Web service description language (WSDL) is a model and format for describing web services using XML. A consumer can locate a service and execute its operations. This process can be automated using most common development tools, enabling application integration with little developer produced code. WSDLs are a contract between the service provider and consumer; it makes a service self-describing. WSDLs provide descriptions of all public operations, data types for all service messages, binding details for the transport protocol and service address information. An "import" element can be used in a WSDL to import external WSDLs or XML schemas. Importing external items is useful for allowing the WSDL to be more modular, reuse of XML data types among multiple service definitions and support multiple versions of a schema.
Create new file in your text or XML editor.
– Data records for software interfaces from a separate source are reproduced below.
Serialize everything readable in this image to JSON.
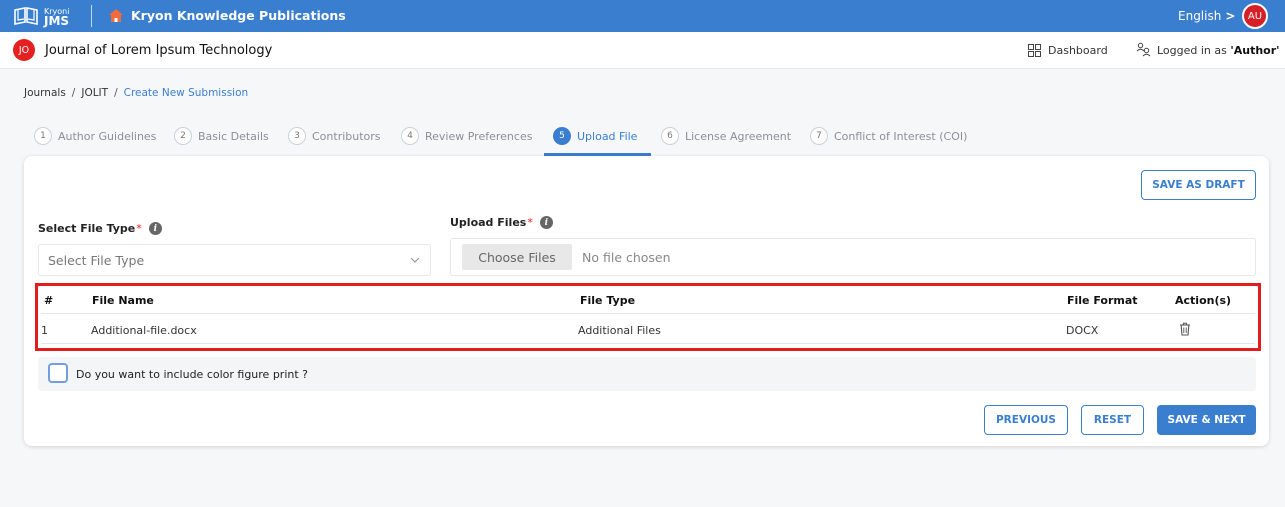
{
  "app": {
    "brand_small": "Kryoni",
    "brand_big": "JMS",
    "publisher": "Kryon Knowledge Publications",
    "language": "English",
    "language_chevron": ">",
    "user_initials": "AU"
  },
  "journal": {
    "badge": "JO",
    "title": "Journal of Lorem Ipsum Technology",
    "dashboard_label": "Dashboard",
    "logged_prefix": "Logged in as ",
    "logged_role": "'Author'"
  },
  "breadcrumb": {
    "items": [
      "Journals",
      "JOLIT",
      "Create New Submission"
    ],
    "separator": "/"
  },
  "steps": [
    {
      "num": "1",
      "label": "Author Guidelines"
    },
    {
      "num": "2",
      "label": "Basic Details"
    },
    {
      "num": "3",
      "label": "Contributors"
    },
    {
      "num": "4",
      "label": "Review Preferences"
    },
    {
      "num": "5",
      "label": "Upload File"
    },
    {
      "num": "6",
      "label": "License Agreement"
    },
    {
      "num": "7",
      "label": "Conflict of Interest (COI)"
    }
  ],
  "active_step": 5,
  "form": {
    "save_draft": "SAVE AS DRAFT",
    "file_type_label": "Select File Type",
    "file_type_placeholder": "Select File Type",
    "upload_label": "Upload Files",
    "required_mark": "*",
    "info_glyph": "i",
    "choose_files": "Choose Files",
    "no_file": "No file chosen"
  },
  "table": {
    "headers": [
      "#",
      "File Name",
      "File Type",
      "File Format",
      "Action(s)"
    ],
    "rows": [
      {
        "index": "1",
        "file_name": "Additional-file.docx",
        "file_type": "Additional Files",
        "file_format": "DOCX",
        "action_icon": "trash-icon"
      }
    ]
  },
  "color_print": {
    "label": "Do you want to include color figure print ?",
    "checked": false
  },
  "footer": {
    "previous": "PREVIOUS",
    "reset": "RESET",
    "save_next": "SAVE & NEXT"
  },
  "colors": {
    "primary": "#3a7ed0",
    "danger": "#e11d1d",
    "avatar": "#d61f26"
  }
}
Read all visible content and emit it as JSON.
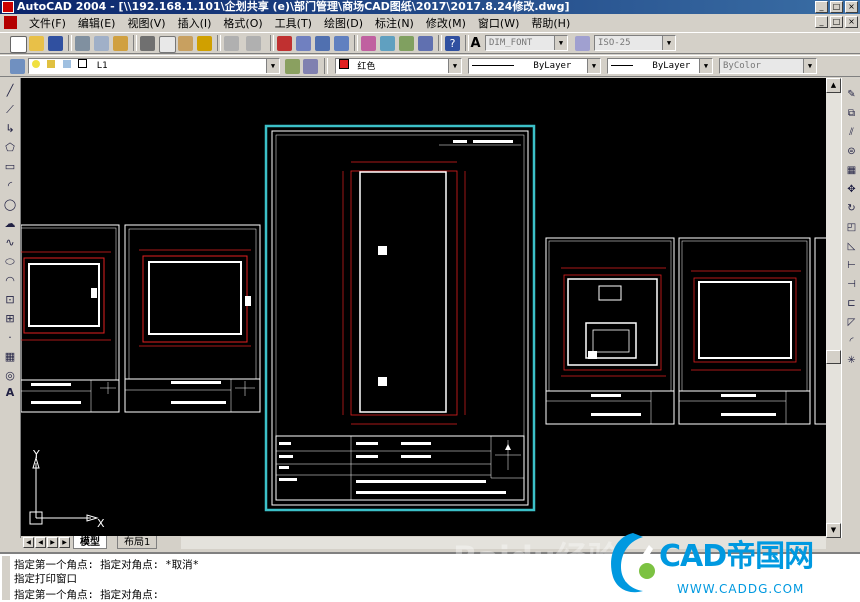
{
  "window": {
    "title": "AutoCAD 2004 - [\\\\192.168.1.101\\企划共享 (e)\\部门管理\\商场CAD图纸\\2017\\2017.8.24修改.dwg]",
    "controls": [
      "_",
      "□",
      "×"
    ]
  },
  "menubar": {
    "items": [
      "文件(F)",
      "编辑(E)",
      "视图(V)",
      "插入(I)",
      "格式(O)",
      "工具(T)",
      "绘图(D)",
      "标注(N)",
      "修改(M)",
      "窗口(W)",
      "帮助(H)"
    ],
    "doc_controls": [
      "_",
      "□",
      "×"
    ]
  },
  "toolbar_standard": {
    "text_style": "DIM_FONT",
    "dim_style": "ISO-25"
  },
  "toolbar_layers": {
    "layer": "L1",
    "color": "红色",
    "linetype": "ByLayer",
    "lineweight": "ByLayer",
    "plotstyle": "ByColor"
  },
  "canvas": {
    "ucs": {
      "x_label": "X",
      "y_label": "Y"
    }
  },
  "tabs": {
    "model": "模型",
    "layout1": "布局1"
  },
  "command_lines": [
    "指定第一个角点: 指定对角点: *取消*",
    "指定打印窗口",
    "指定第一个角点: 指定对角点:"
  ],
  "watermark": {
    "text": "CAD帝国网",
    "url": "WWW.CADDG.COM",
    "ghost": "Baidu经验"
  },
  "colors": {
    "accent_titlebar": "#0a246a",
    "canvas_bg": "#000000",
    "selection_frame": "#3cc0c8",
    "drawing_red": "#e02020",
    "watermark": "#0099e0"
  }
}
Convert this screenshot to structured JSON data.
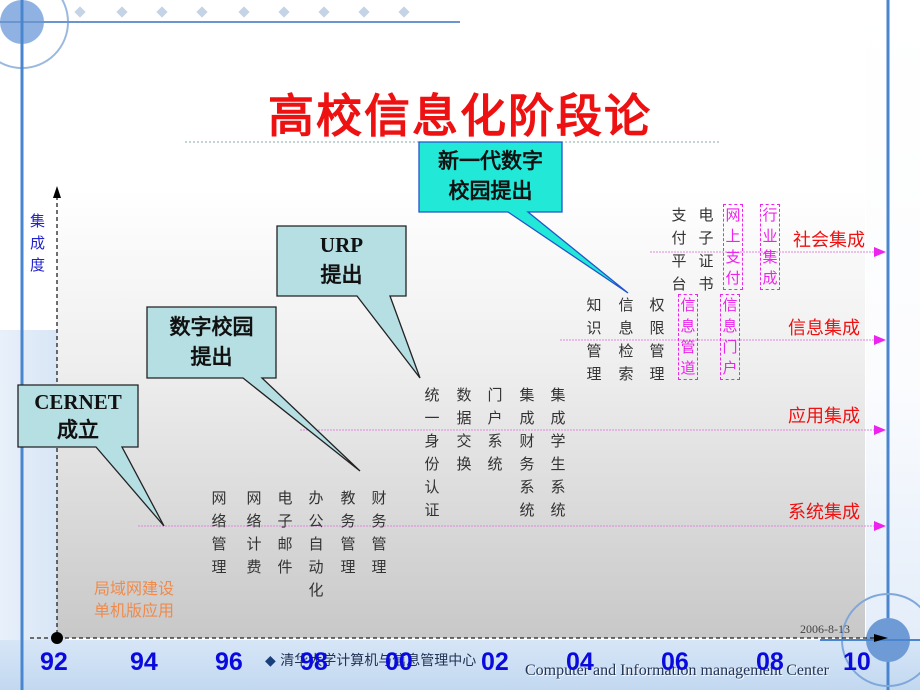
{
  "title": "高校信息化阶段论",
  "y_axis_label": "集成度",
  "callouts": [
    {
      "id": "cernet",
      "line1": "CERNET",
      "line2": "成立"
    },
    {
      "id": "digital-campus",
      "line1": "数字校园",
      "line2": "提出"
    },
    {
      "id": "urp",
      "line1": "URP",
      "line2": "提出"
    },
    {
      "id": "new-digital-campus",
      "line1": "新一代数字",
      "line2": "校园提出"
    }
  ],
  "stages": [
    {
      "id": "system",
      "label": "系统集成"
    },
    {
      "id": "application",
      "label": "应用集成"
    },
    {
      "id": "information",
      "label": "信息集成"
    },
    {
      "id": "social",
      "label": "社会集成"
    }
  ],
  "base_stage_label": [
    "局域网建设",
    "单机版应用"
  ],
  "system_items": [
    "网络管理",
    "网络计费",
    "电子邮件",
    "办公自动化",
    "教务管理",
    "财务管理"
  ],
  "application_items": [
    "统一身份认证",
    "数据交换",
    "门户系统",
    "集成财务系统",
    "集成学生系统"
  ],
  "information_items": [
    "知识管理",
    "信息检索",
    "权限管理"
  ],
  "information_future_items": [
    "信息管道",
    "信息门户"
  ],
  "social_items": [
    "支付平台",
    "电子证书"
  ],
  "social_future_items": [
    "网上支付",
    "行业集成"
  ],
  "x_axis_years": [
    "92",
    "94",
    "96",
    "98",
    "00",
    "02",
    "04",
    "06",
    "08",
    "10"
  ],
  "date": "2006-8-13",
  "footer_cn": "清华大学计算机与信息管理中心",
  "footer_en": "Computer and Information management Center",
  "colors": {
    "title": "#ee1111",
    "year": "#0a0adf",
    "stage": "#ee1111",
    "future": "#ee22ee",
    "callout": "#b6dfe3",
    "callout_new": "#22e8d8",
    "base_stage": "#f08a4b",
    "axis_label": "#2222cc"
  }
}
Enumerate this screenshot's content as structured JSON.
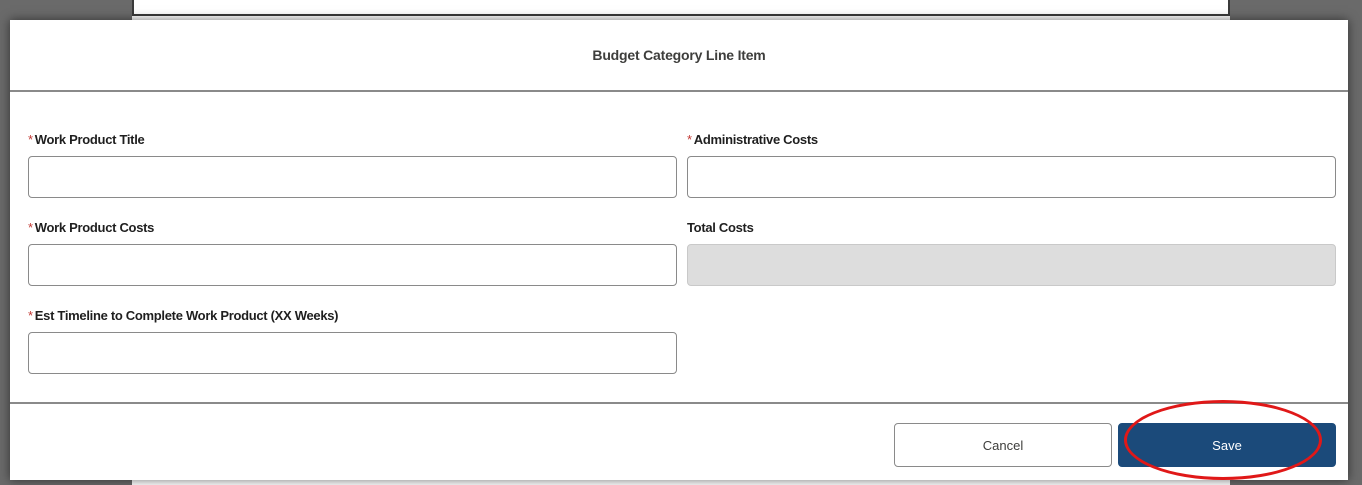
{
  "modal": {
    "title": "Budget Category Line Item"
  },
  "form": {
    "required_marker": "*",
    "work_product_title": {
      "label": "Work Product Title",
      "value": "",
      "required": true
    },
    "administrative_costs": {
      "label": "Administrative Costs",
      "value": "",
      "required": true
    },
    "work_product_costs": {
      "label": "Work Product Costs",
      "value": "",
      "required": true
    },
    "total_costs": {
      "label": "Total Costs",
      "value": "",
      "required": false,
      "readonly": true
    },
    "est_timeline": {
      "label": "Est Timeline to Complete Work Product (XX Weeks)",
      "value": "",
      "required": true
    }
  },
  "footer": {
    "cancel_label": "Cancel",
    "save_label": "Save"
  },
  "colors": {
    "save_button": "#1b4a7a",
    "required_marker": "#c23934",
    "highlight_ring": "#e01818",
    "readonly_field": "#dddddd"
  }
}
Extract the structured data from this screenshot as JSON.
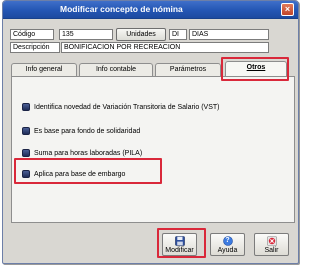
{
  "window": {
    "title": "Modificar concepto de nómina",
    "close_glyph": "×"
  },
  "form": {
    "codigo_label": "Código",
    "codigo_value": "135",
    "unidades_button": "Unidades",
    "unidad_code": "DI",
    "unidad_name": "DIAS",
    "descripcion_label": "Descripción",
    "descripcion_value": "BONIFICACION POR RECREACION"
  },
  "tabs": [
    {
      "label": "Info general",
      "active": false
    },
    {
      "label": "Info contable",
      "active": false
    },
    {
      "label": "Parámetros",
      "active": false
    },
    {
      "label": "Otros",
      "active": true
    }
  ],
  "options": [
    {
      "label": "Identifica novedad de Variación Transitoria de Salario (VST)",
      "checked": true
    },
    {
      "label": "Es base para fondo de solidaridad",
      "checked": true
    },
    {
      "label": "Suma para horas laboradas (PILA)",
      "checked": true
    },
    {
      "label": "Aplica para base de embargo",
      "checked": true,
      "highlighted": true
    }
  ],
  "footer": {
    "modificar_label": "Modificar",
    "ayuda_label": "Ayuda",
    "salir_label": "Salir",
    "ayuda_icon_glyph": "?"
  },
  "colors": {
    "title_bar": "#2456b4",
    "annotation_red": "#d9283a",
    "checkbox_navy": "#1e2c57"
  },
  "icons": {
    "modificar": "floppy-disk-icon",
    "ayuda": "help-icon",
    "salir": "exit-icon"
  }
}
If the editor supports WSDLs, select WSDL as the file type. If it does not support WSDLs, but supports XML, select XML as the file type. If neither WSDLs or XML are supported, select a plain text file type.
Name the file with any name you desire, and give the file a ".wsdl" extension. For example, the file can be named "HelloWorld.wsdl."
Create a second new file in your text or XML editor. If the editor supports XML schemas, select XML schema or XSD as the file type. If it does not support XML schemas, but supports XML file, select XML as the file type. If neither XML schemas or XML are supported, select a plain text file type.
Name the file with any name you desire, and give the file a ".xsd" extension. For example, the file can be named "HelloWorld.xsd."
Enter the following markup in the XML schema file you created:
This defines a schema with the namespace "http://schemas.myorg.com/person/phone," which defines a single data type "Phone."
Enter the following markup in the WSDL file you created:
WSDL with an import example
This markup defines a WSDL that imports an external XML schema named "helloworld.xsd" which contains the namespace "http://schemas.myorg.com/person/phone."
The import statement in the WSDL imports an XML namespace from a file. The primary purpose of the import element is to import the namespace, not to indicate where the declarations in the namespace can be found. The element includes the optional "schemaLocation" attribute. The attribute is optional because a namespace can be imported from the same file or be registered in another way. According the WSDL specification, "schemaLoction" is only a hint; an XML parser is free to ignore the location. If the parser already knows about the schema types in that namespace, or has another mechanism of finding them, it does not have to use the location. However, in many cases a namespace is imported that the XML parser knows nothing about, so the "schemaLocation" attribute becomes necessary, but technically it's still just a hint.
New technologies such as metadata exchange, MEX, have been introduced to share information about what capabilities a service supports, but these standards have not yet been widely adopted.
WSDLs support includes and imports. They may sound similar, but they behave differently. An import statement imports another namespace. An include statement imports XML data type declarations into an existing namespace.